(Stored records)
== Segment start ==

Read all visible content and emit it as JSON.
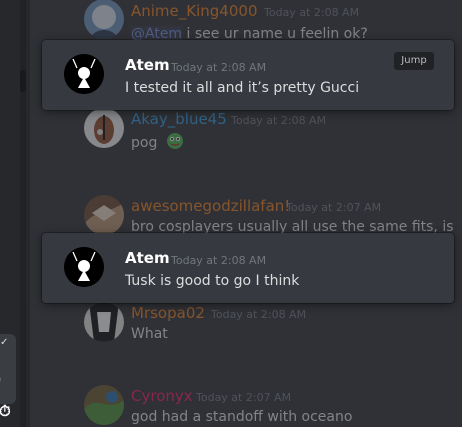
{
  "messages": [
    {
      "author": "Anime_King4000",
      "author_color": "#e67e22",
      "timestamp": "Today at 2:08 AM",
      "mention": "@Atem",
      "text": " i see ur name u feelin ok?"
    },
    {
      "author": "Akay_blue45",
      "author_color": "#3498db",
      "timestamp": "Today at 2:08 AM",
      "text": "pog",
      "emoji": "pepe-emoji"
    },
    {
      "author": "awesomegodzillafan!",
      "author_color": "#e67e22",
      "timestamp": "Today at 2:07 AM",
      "text": "bro cosplayers usually all use the same fits, is"
    },
    {
      "author": "Mrsopa02",
      "author_color": "#e67e22",
      "timestamp": "Today at 2:08 AM",
      "text": "What"
    },
    {
      "author": "Cyronyx",
      "author_color": "#e91e63",
      "timestamp": "Today at 2:07 AM",
      "text": "god had a standoff with oceano"
    }
  ],
  "popups": [
    {
      "author": "Atem",
      "timestamp": "Today at 2:08 AM",
      "text": "I tested it all and it’s pretty Gucci",
      "jump_label": "Jump"
    },
    {
      "author": "Atem",
      "timestamp": "Today at 2:08 AM",
      "text": "Tusk is good to go I think"
    }
  ],
  "left_rail": {
    "check": "✓",
    "paren": ")",
    "clock": "⏱"
  },
  "colors": {
    "background": "#2f3136",
    "popup": "#36393f",
    "text": "#dcddde",
    "muted": "#72767d"
  }
}
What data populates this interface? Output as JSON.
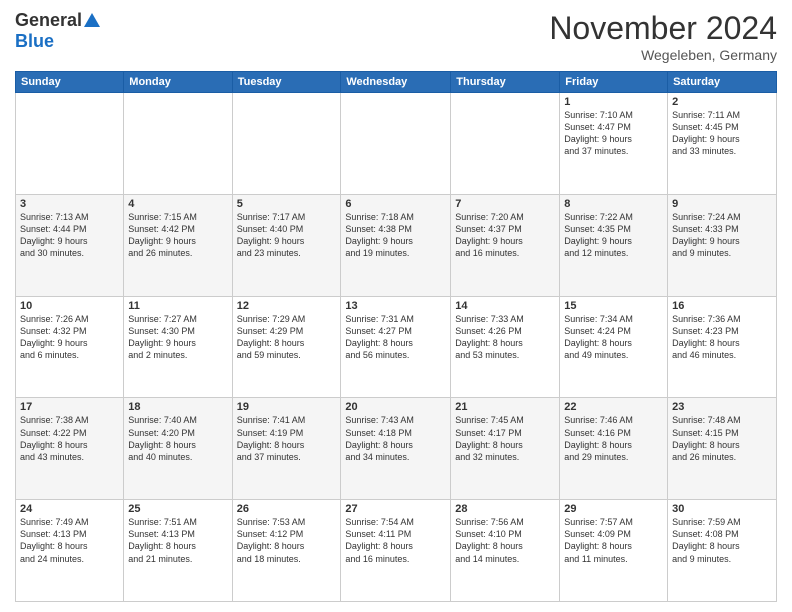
{
  "header": {
    "logo_general": "General",
    "logo_blue": "Blue",
    "month_title": "November 2024",
    "location": "Wegeleben, Germany"
  },
  "calendar": {
    "headers": [
      "Sunday",
      "Monday",
      "Tuesday",
      "Wednesday",
      "Thursday",
      "Friday",
      "Saturday"
    ],
    "weeks": [
      [
        {
          "day": "",
          "info": ""
        },
        {
          "day": "",
          "info": ""
        },
        {
          "day": "",
          "info": ""
        },
        {
          "day": "",
          "info": ""
        },
        {
          "day": "",
          "info": ""
        },
        {
          "day": "1",
          "info": "Sunrise: 7:10 AM\nSunset: 4:47 PM\nDaylight: 9 hours\nand 37 minutes."
        },
        {
          "day": "2",
          "info": "Sunrise: 7:11 AM\nSunset: 4:45 PM\nDaylight: 9 hours\nand 33 minutes."
        }
      ],
      [
        {
          "day": "3",
          "info": "Sunrise: 7:13 AM\nSunset: 4:44 PM\nDaylight: 9 hours\nand 30 minutes."
        },
        {
          "day": "4",
          "info": "Sunrise: 7:15 AM\nSunset: 4:42 PM\nDaylight: 9 hours\nand 26 minutes."
        },
        {
          "day": "5",
          "info": "Sunrise: 7:17 AM\nSunset: 4:40 PM\nDaylight: 9 hours\nand 23 minutes."
        },
        {
          "day": "6",
          "info": "Sunrise: 7:18 AM\nSunset: 4:38 PM\nDaylight: 9 hours\nand 19 minutes."
        },
        {
          "day": "7",
          "info": "Sunrise: 7:20 AM\nSunset: 4:37 PM\nDaylight: 9 hours\nand 16 minutes."
        },
        {
          "day": "8",
          "info": "Sunrise: 7:22 AM\nSunset: 4:35 PM\nDaylight: 9 hours\nand 12 minutes."
        },
        {
          "day": "9",
          "info": "Sunrise: 7:24 AM\nSunset: 4:33 PM\nDaylight: 9 hours\nand 9 minutes."
        }
      ],
      [
        {
          "day": "10",
          "info": "Sunrise: 7:26 AM\nSunset: 4:32 PM\nDaylight: 9 hours\nand 6 minutes."
        },
        {
          "day": "11",
          "info": "Sunrise: 7:27 AM\nSunset: 4:30 PM\nDaylight: 9 hours\nand 2 minutes."
        },
        {
          "day": "12",
          "info": "Sunrise: 7:29 AM\nSunset: 4:29 PM\nDaylight: 8 hours\nand 59 minutes."
        },
        {
          "day": "13",
          "info": "Sunrise: 7:31 AM\nSunset: 4:27 PM\nDaylight: 8 hours\nand 56 minutes."
        },
        {
          "day": "14",
          "info": "Sunrise: 7:33 AM\nSunset: 4:26 PM\nDaylight: 8 hours\nand 53 minutes."
        },
        {
          "day": "15",
          "info": "Sunrise: 7:34 AM\nSunset: 4:24 PM\nDaylight: 8 hours\nand 49 minutes."
        },
        {
          "day": "16",
          "info": "Sunrise: 7:36 AM\nSunset: 4:23 PM\nDaylight: 8 hours\nand 46 minutes."
        }
      ],
      [
        {
          "day": "17",
          "info": "Sunrise: 7:38 AM\nSunset: 4:22 PM\nDaylight: 8 hours\nand 43 minutes."
        },
        {
          "day": "18",
          "info": "Sunrise: 7:40 AM\nSunset: 4:20 PM\nDaylight: 8 hours\nand 40 minutes."
        },
        {
          "day": "19",
          "info": "Sunrise: 7:41 AM\nSunset: 4:19 PM\nDaylight: 8 hours\nand 37 minutes."
        },
        {
          "day": "20",
          "info": "Sunrise: 7:43 AM\nSunset: 4:18 PM\nDaylight: 8 hours\nand 34 minutes."
        },
        {
          "day": "21",
          "info": "Sunrise: 7:45 AM\nSunset: 4:17 PM\nDaylight: 8 hours\nand 32 minutes."
        },
        {
          "day": "22",
          "info": "Sunrise: 7:46 AM\nSunset: 4:16 PM\nDaylight: 8 hours\nand 29 minutes."
        },
        {
          "day": "23",
          "info": "Sunrise: 7:48 AM\nSunset: 4:15 PM\nDaylight: 8 hours\nand 26 minutes."
        }
      ],
      [
        {
          "day": "24",
          "info": "Sunrise: 7:49 AM\nSunset: 4:13 PM\nDaylight: 8 hours\nand 24 minutes."
        },
        {
          "day": "25",
          "info": "Sunrise: 7:51 AM\nSunset: 4:13 PM\nDaylight: 8 hours\nand 21 minutes."
        },
        {
          "day": "26",
          "info": "Sunrise: 7:53 AM\nSunset: 4:12 PM\nDaylight: 8 hours\nand 18 minutes."
        },
        {
          "day": "27",
          "info": "Sunrise: 7:54 AM\nSunset: 4:11 PM\nDaylight: 8 hours\nand 16 minutes."
        },
        {
          "day": "28",
          "info": "Sunrise: 7:56 AM\nSunset: 4:10 PM\nDaylight: 8 hours\nand 14 minutes."
        },
        {
          "day": "29",
          "info": "Sunrise: 7:57 AM\nSunset: 4:09 PM\nDaylight: 8 hours\nand 11 minutes."
        },
        {
          "day": "30",
          "info": "Sunrise: 7:59 AM\nSunset: 4:08 PM\nDaylight: 8 hours\nand 9 minutes."
        }
      ]
    ]
  }
}
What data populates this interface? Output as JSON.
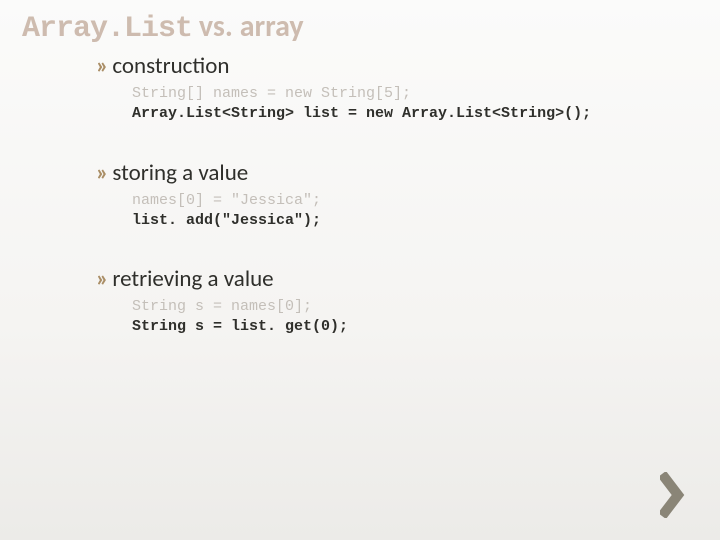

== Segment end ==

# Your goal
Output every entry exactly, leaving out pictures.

# Your solution
Read all visible content and emit it as JSON.
{
  "messages": [
    {
      "author": "Anime_King4000",
      "author_color": "#e67e22",
      "timestamp": "Today at 2:08 AM",
      "mention": "@Atem",
      "text": " i see ur name u feelin ok?"
    },
    {
      "author": "Akay_blue45",
      "author_color": "#3498db",
      "timestamp": "Today at 2:08 AM",
      "text": "pog",
      "emoji": "pepe-emoji"
    },
    {
      "author": "awesomegodzillafan!",
      "author_color": "#e67e22",
      "timestamp": "Today at 2:07 AM",
      "text": "bro cosplayers usually all use the same fits, is"
    },
    {
      "author": "Mrsopa02",
      "author_color": "#e67e22",
      "timestamp": "Today at 2:08 AM",
      "text": "What"
    },
    {
      "author": "Cyronyx",
      "author_color": "#e91e63",
      "timestamp": "Today at 2:07 AM",
      "text": "god had a standoff with oceano"
    }
  ],
  "popups": [
    {
      "author": "Atem",
      "timestamp": "Today at 2:08 AM",
      "text": "I tested it all and it’s pretty Gucci",
      "jump_label": "Jump"
    },
    {
      "author": "Atem",
      "timestamp": "Today at 2:08 AM",
      "text": "Tusk is good to go I think"
    }
  ],
  "left_rail": {
    "check": "✓",
    "paren": ")",
    "clock": "⏱"
  },
  "colors": {
    "background": "#2f3136",
    "popup": "#36393f",
    "text": "#dcddde",
    "muted": "#72767d"
  }
}
What data populates this interface? Output as JSON.
{
  "header": {
    "logo_general": "General",
    "logo_blue": "Blue",
    "month_title": "November 2024",
    "location": "Wegeleben, Germany"
  },
  "calendar": {
    "headers": [
      "Sunday",
      "Monday",
      "Tuesday",
      "Wednesday",
      "Thursday",
      "Friday",
      "Saturday"
    ],
    "weeks": [
      [
        {
          "day": "",
          "info": ""
        },
        {
          "day": "",
          "info": ""
        },
        {
          "day": "",
          "info": ""
        },
        {
          "day": "",
          "info": ""
        },
        {
          "day": "",
          "info": ""
        },
        {
          "day": "1",
          "info": "Sunrise: 7:10 AM\nSunset: 4:47 PM\nDaylight: 9 hours\nand 37 minutes."
        },
        {
          "day": "2",
          "info": "Sunrise: 7:11 AM\nSunset: 4:45 PM\nDaylight: 9 hours\nand 33 minutes."
        }
      ],
      [
        {
          "day": "3",
          "info": "Sunrise: 7:13 AM\nSunset: 4:44 PM\nDaylight: 9 hours\nand 30 minutes."
        },
        {
          "day": "4",
          "info": "Sunrise: 7:15 AM\nSunset: 4:42 PM\nDaylight: 9 hours\nand 26 minutes."
        },
        {
          "day": "5",
          "info": "Sunrise: 7:17 AM\nSunset: 4:40 PM\nDaylight: 9 hours\nand 23 minutes."
        },
        {
          "day": "6",
          "info": "Sunrise: 7:18 AM\nSunset: 4:38 PM\nDaylight: 9 hours\nand 19 minutes."
        },
        {
          "day": "7",
          "info": "Sunrise: 7:20 AM\nSunset: 4:37 PM\nDaylight: 9 hours\nand 16 minutes."
        },
        {
          "day": "8",
          "info": "Sunrise: 7:22 AM\nSunset: 4:35 PM\nDaylight: 9 hours\nand 12 minutes."
        },
        {
          "day": "9",
          "info": "Sunrise: 7:24 AM\nSunset: 4:33 PM\nDaylight: 9 hours\nand 9 minutes."
        }
      ],
      [
        {
          "day": "10",
          "info": "Sunrise: 7:26 AM\nSunset: 4:32 PM\nDaylight: 9 hours\nand 6 minutes."
        },
        {
          "day": "11",
          "info": "Sunrise: 7:27 AM\nSunset: 4:30 PM\nDaylight: 9 hours\nand 2 minutes."
        },
        {
          "day": "12",
          "info": "Sunrise: 7:29 AM\nSunset: 4:29 PM\nDaylight: 8 hours\nand 59 minutes."
        },
        {
          "day": "13",
          "info": "Sunrise: 7:31 AM\nSunset: 4:27 PM\nDaylight: 8 hours\nand 56 minutes."
        },
        {
          "day": "14",
          "info": "Sunrise: 7:33 AM\nSunset: 4:26 PM\nDaylight: 8 hours\nand 53 minutes."
        },
        {
          "day": "15",
          "info": "Sunrise: 7:34 AM\nSunset: 4:24 PM\nDaylight: 8 hours\nand 49 minutes."
        },
        {
          "day": "16",
          "info": "Sunrise: 7:36 AM\nSunset: 4:23 PM\nDaylight: 8 hours\nand 46 minutes."
        }
      ],
      [
        {
          "day": "17",
          "info": "Sunrise: 7:38 AM\nSunset: 4:22 PM\nDaylight: 8 hours\nand 43 minutes."
        },
        {
          "day": "18",
          "info": "Sunrise: 7:40 AM\nSunset: 4:20 PM\nDaylight: 8 hours\nand 40 minutes."
        },
        {
          "day": "19",
          "info": "Sunrise: 7:41 AM\nSunset: 4:19 PM\nDaylight: 8 hours\nand 37 minutes."
        },
        {
          "day": "20",
          "info": "Sunrise: 7:43 AM\nSunset: 4:18 PM\nDaylight: 8 hours\nand 34 minutes."
        },
        {
          "day": "21",
          "info": "Sunrise: 7:45 AM\nSunset: 4:17 PM\nDaylight: 8 hours\nand 32 minutes."
        },
        {
          "day": "22",
          "info": "Sunrise: 7:46 AM\nSunset: 4:16 PM\nDaylight: 8 hours\nand 29 minutes."
        },
        {
          "day": "23",
          "info": "Sunrise: 7:48 AM\nSunset: 4:15 PM\nDaylight: 8 hours\nand 26 minutes."
        }
      ],
      [
        {
          "day": "24",
          "info": "Sunrise: 7:49 AM\nSunset: 4:13 PM\nDaylight: 8 hours\nand 24 minutes."
        },
        {
          "day": "25",
          "info": "Sunrise: 7:51 AM\nSunset: 4:13 PM\nDaylight: 8 hours\nand 21 minutes."
        },
        {
          "day": "26",
          "info": "Sunrise: 7:53 AM\nSunset: 4:12 PM\nDaylight: 8 hours\nand 18 minutes."
        },
        {
          "day": "27",
          "info": "Sunrise: 7:54 AM\nSunset: 4:11 PM\nDaylight: 8 hours\nand 16 minutes."
        },
        {
          "day": "28",
          "info": "Sunrise: 7:56 AM\nSunset: 4:10 PM\nDaylight: 8 hours\nand 14 minutes."
        },
        {
          "day": "29",
          "info": "Sunrise: 7:57 AM\nSunset: 4:09 PM\nDaylight: 8 hours\nand 11 minutes."
        },
        {
          "day": "30",
          "info": "Sunrise: 7:59 AM\nSunset: 4:08 PM\nDaylight: 8 hours\nand 9 minutes."
        }
      ]
    ]
  }
}
What data populates this interface? Output as JSON.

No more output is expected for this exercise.